** RECORD EXCERPTS follows **

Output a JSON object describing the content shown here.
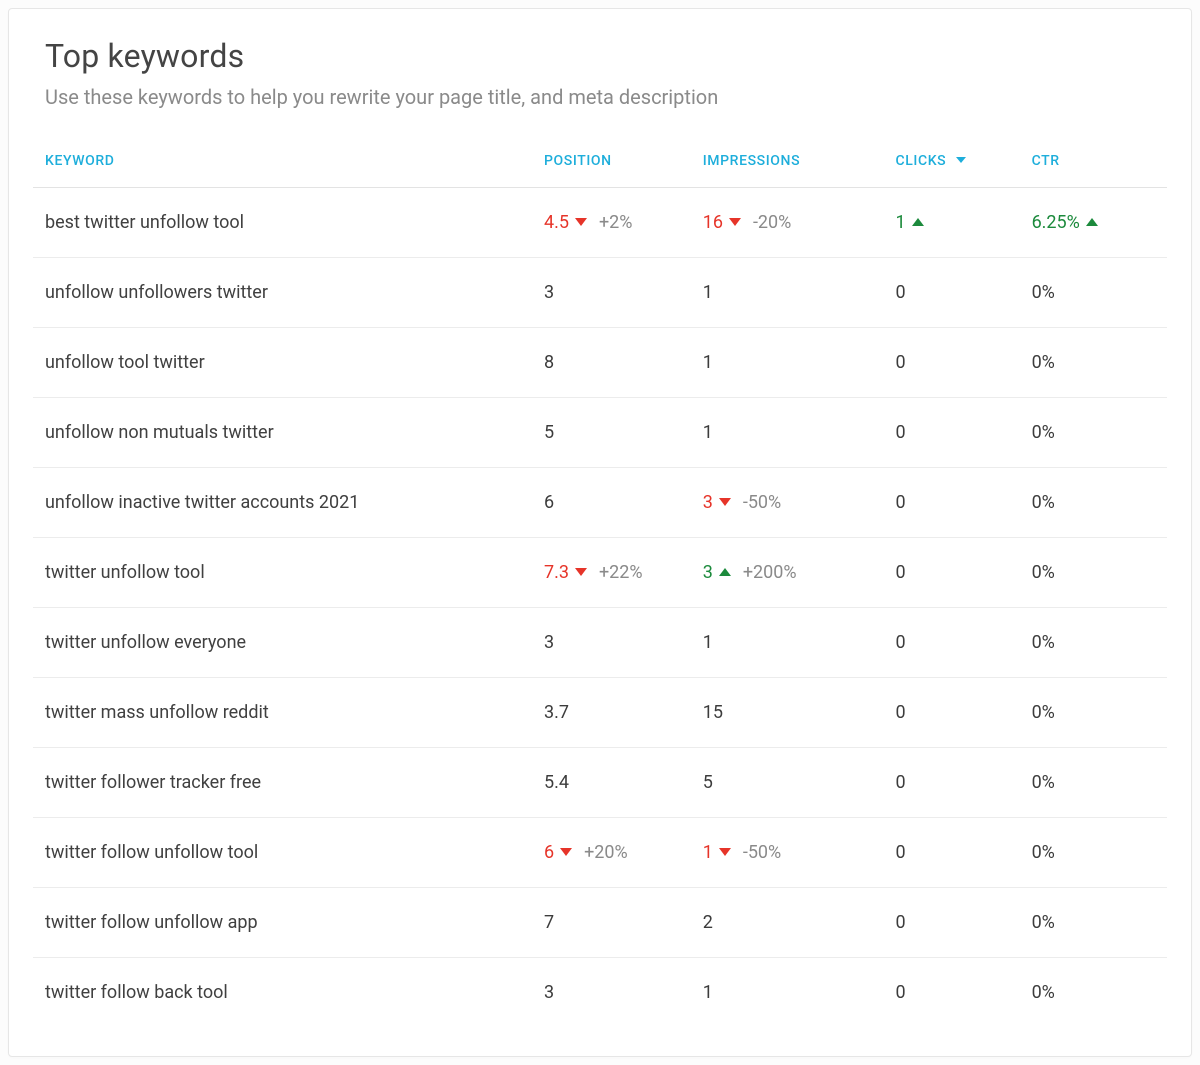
{
  "header": {
    "title": "Top keywords",
    "subtitle": "Use these keywords to help you rewrite your page title, and meta description"
  },
  "columns": {
    "keyword": "KEYWORD",
    "position": "POSITION",
    "impressions": "IMPRESSIONS",
    "clicks": "CLICKS",
    "ctr": "CTR"
  },
  "sort": {
    "column": "clicks",
    "direction": "desc"
  },
  "rows": [
    {
      "keyword": "best twitter unfollow tool",
      "position": {
        "value": "4.5",
        "trend": "down-red",
        "delta": "+2%"
      },
      "impressions": {
        "value": "16",
        "trend": "down-red",
        "delta": "-20%"
      },
      "clicks": {
        "value": "1",
        "trend": "up-green",
        "delta": ""
      },
      "ctr": {
        "value": "6.25%",
        "trend": "up-green",
        "delta": ""
      }
    },
    {
      "keyword": "unfollow unfollowers twitter",
      "position": {
        "value": "3",
        "trend": "",
        "delta": ""
      },
      "impressions": {
        "value": "1",
        "trend": "",
        "delta": ""
      },
      "clicks": {
        "value": "0",
        "trend": "",
        "delta": ""
      },
      "ctr": {
        "value": "0%",
        "trend": "",
        "delta": ""
      }
    },
    {
      "keyword": "unfollow tool twitter",
      "position": {
        "value": "8",
        "trend": "",
        "delta": ""
      },
      "impressions": {
        "value": "1",
        "trend": "",
        "delta": ""
      },
      "clicks": {
        "value": "0",
        "trend": "",
        "delta": ""
      },
      "ctr": {
        "value": "0%",
        "trend": "",
        "delta": ""
      }
    },
    {
      "keyword": "unfollow non mutuals twitter",
      "position": {
        "value": "5",
        "trend": "",
        "delta": ""
      },
      "impressions": {
        "value": "1",
        "trend": "",
        "delta": ""
      },
      "clicks": {
        "value": "0",
        "trend": "",
        "delta": ""
      },
      "ctr": {
        "value": "0%",
        "trend": "",
        "delta": ""
      }
    },
    {
      "keyword": "unfollow inactive twitter accounts 2021",
      "position": {
        "value": "6",
        "trend": "",
        "delta": ""
      },
      "impressions": {
        "value": "3",
        "trend": "down-red",
        "delta": "-50%"
      },
      "clicks": {
        "value": "0",
        "trend": "",
        "delta": ""
      },
      "ctr": {
        "value": "0%",
        "trend": "",
        "delta": ""
      }
    },
    {
      "keyword": "twitter unfollow tool",
      "position": {
        "value": "7.3",
        "trend": "down-red",
        "delta": "+22%"
      },
      "impressions": {
        "value": "3",
        "trend": "up-green",
        "delta": "+200%"
      },
      "clicks": {
        "value": "0",
        "trend": "",
        "delta": ""
      },
      "ctr": {
        "value": "0%",
        "trend": "",
        "delta": ""
      }
    },
    {
      "keyword": "twitter unfollow everyone",
      "position": {
        "value": "3",
        "trend": "",
        "delta": ""
      },
      "impressions": {
        "value": "1",
        "trend": "",
        "delta": ""
      },
      "clicks": {
        "value": "0",
        "trend": "",
        "delta": ""
      },
      "ctr": {
        "value": "0%",
        "trend": "",
        "delta": ""
      }
    },
    {
      "keyword": "twitter mass unfollow reddit",
      "position": {
        "value": "3.7",
        "trend": "",
        "delta": ""
      },
      "impressions": {
        "value": "15",
        "trend": "",
        "delta": ""
      },
      "clicks": {
        "value": "0",
        "trend": "",
        "delta": ""
      },
      "ctr": {
        "value": "0%",
        "trend": "",
        "delta": ""
      }
    },
    {
      "keyword": "twitter follower tracker free",
      "position": {
        "value": "5.4",
        "trend": "",
        "delta": ""
      },
      "impressions": {
        "value": "5",
        "trend": "",
        "delta": ""
      },
      "clicks": {
        "value": "0",
        "trend": "",
        "delta": ""
      },
      "ctr": {
        "value": "0%",
        "trend": "",
        "delta": ""
      }
    },
    {
      "keyword": "twitter follow unfollow tool",
      "position": {
        "value": "6",
        "trend": "down-red",
        "delta": "+20%"
      },
      "impressions": {
        "value": "1",
        "trend": "down-red",
        "delta": "-50%"
      },
      "clicks": {
        "value": "0",
        "trend": "",
        "delta": ""
      },
      "ctr": {
        "value": "0%",
        "trend": "",
        "delta": ""
      }
    },
    {
      "keyword": "twitter follow unfollow app",
      "position": {
        "value": "7",
        "trend": "",
        "delta": ""
      },
      "impressions": {
        "value": "2",
        "trend": "",
        "delta": ""
      },
      "clicks": {
        "value": "0",
        "trend": "",
        "delta": ""
      },
      "ctr": {
        "value": "0%",
        "trend": "",
        "delta": ""
      }
    },
    {
      "keyword": "twitter follow back tool",
      "position": {
        "value": "3",
        "trend": "",
        "delta": ""
      },
      "impressions": {
        "value": "1",
        "trend": "",
        "delta": ""
      },
      "clicks": {
        "value": "0",
        "trend": "",
        "delta": ""
      },
      "ctr": {
        "value": "0%",
        "trend": "",
        "delta": ""
      }
    }
  ]
}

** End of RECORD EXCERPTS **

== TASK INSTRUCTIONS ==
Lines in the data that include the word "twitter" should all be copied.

== RESULT BELOW ==
      "keyword": "best twitter unfollow tool",
      "keyword": "unfollow unfollowers twitter",
      "keyword": "unfollow tool twitter",
      "keyword": "unfollow non mutuals twitter",
      "keyword": "unfollow inactive twitter accounts 2021",
      "keyword": "twitter unfollow tool",
      "keyword": "twitter unfollow everyone",
      "keyword": "twitter mass unfollow reddit",
      "keyword": "twitter follower tracker free",
      "keyword": "twitter follow unfollow tool",
      "keyword": "twitter follow unfollow app",
      "keyword": "twitter follow back tool",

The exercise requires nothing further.